Bulgarian president hostile to coalition set to try form government
President Rumen Radev displayed hostility regarding the coalition “We Continue the Change-Democratic Bulgaria” as he handed them the mandate to try to form a government on Monday (29 May), as the constitution requires.
At the ceremony, Radev did not shake hands with the candidate for prime minister Nikolay Denkov and advised him not to fulfil the mandate to form a government, as this mandate was “already discredited”.
Professor Nikolay Denkov was chosen as a candidate for prime minister because of his non-conflict political profile, which aims to attract the support of Borisov’s party – GERB.
The chemistry professor has a long political experience, having served three times as minister of education in the caretaker governments of Radev, as well as once in the government of former prime minister Kiril Petkov.
The handing over of the mandate to form a government occurred amid the scandal over the leaked five-hour recording of the leadership meeting of “We Continue the Change”.
The recording was published on Friday (May 26) by MP Radostin Vassilev, who has spoken out against entering into a coalition with GERB.
From the leaked conversations, it is clear that the leaders of “We Continue the Change” are considering replacing all the heads of special services appointed by Radev.
The “We Continue the Change” leaders also discuss coordinating appointments in the offices with foreign embassies and using Western expertise to purge Russian influence.
Talks about the purge of the president’s people from the special services apparently seriously irritated the president, who directly wished for the failure of Denkov’s candidacy.
“As president and commander-in-chief, I am directly responsible to be the guardian of the statehood. Because of this, it would be inappropriate for me to hand you a mandate (to form a government)”, Radev said.

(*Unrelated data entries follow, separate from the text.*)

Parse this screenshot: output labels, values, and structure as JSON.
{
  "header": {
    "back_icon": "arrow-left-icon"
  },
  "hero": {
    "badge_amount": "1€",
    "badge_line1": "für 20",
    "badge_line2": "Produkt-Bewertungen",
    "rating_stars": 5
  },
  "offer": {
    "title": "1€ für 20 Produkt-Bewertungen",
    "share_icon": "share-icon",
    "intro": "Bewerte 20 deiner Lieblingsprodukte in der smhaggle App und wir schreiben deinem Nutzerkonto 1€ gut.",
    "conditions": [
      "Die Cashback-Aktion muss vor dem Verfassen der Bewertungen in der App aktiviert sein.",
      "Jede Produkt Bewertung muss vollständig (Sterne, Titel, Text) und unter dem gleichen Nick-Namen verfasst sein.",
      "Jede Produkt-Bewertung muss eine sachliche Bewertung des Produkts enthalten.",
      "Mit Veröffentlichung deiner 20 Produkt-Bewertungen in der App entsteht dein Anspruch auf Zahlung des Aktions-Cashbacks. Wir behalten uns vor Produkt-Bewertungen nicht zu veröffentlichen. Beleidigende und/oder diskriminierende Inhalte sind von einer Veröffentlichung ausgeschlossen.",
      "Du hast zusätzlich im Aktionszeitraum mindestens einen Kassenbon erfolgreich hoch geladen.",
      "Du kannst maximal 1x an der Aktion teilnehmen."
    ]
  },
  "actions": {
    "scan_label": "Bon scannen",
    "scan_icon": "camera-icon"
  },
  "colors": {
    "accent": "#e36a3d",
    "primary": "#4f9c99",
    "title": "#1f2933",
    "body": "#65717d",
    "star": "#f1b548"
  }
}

He explained that the leaked records of an internal meeting of “We Continue the Change” were equivalent to the “torpedoing of Bulgarian sovereignty”, also referring to “the planned purge” in Bulgaria’s state administration and the “discreditation of leaders of European institutions and the name of Bulgaria”.
The almost five-hour recording suggests that “We Continue the Change” leaders are also planning purges in the state administration. Although unclear, a statement appears to suggest plans to interfere in the elections via the control of the Ministry of Interior.
The release of the recording led to the freezing on Saturday of the agreement to form a pro-Western government with the support of the largest party, GERB.
Radev clarified that he respects Denkov as a person, as he has served as acting minister of education in several caretaker governments under his watch.
Although he created the impression that he would simply deny the mandate, Radev said he had to abide by the constitution and give to the second force an exploratory mandate to form a government.
“I think we are all unanimous that Bulgaria needs a stable government that will solve people’s problems and that will resolutely advance Bulgaria’s European path,” Denkov said and reminded that Bulgaria also needs a stable parliament.
If the parliament fails again, this time in its attempt to produce a regularly elected government, all power in the country will remain in the hands of the president, who actively opposes sending military aid to Ukraine.
“Negotiations with GERB must be unfrozen,” said Denkov after the meeting with the President.
Boyko Borissov, the leader of GERB, is now demanding an expert cabinet with a short mandate.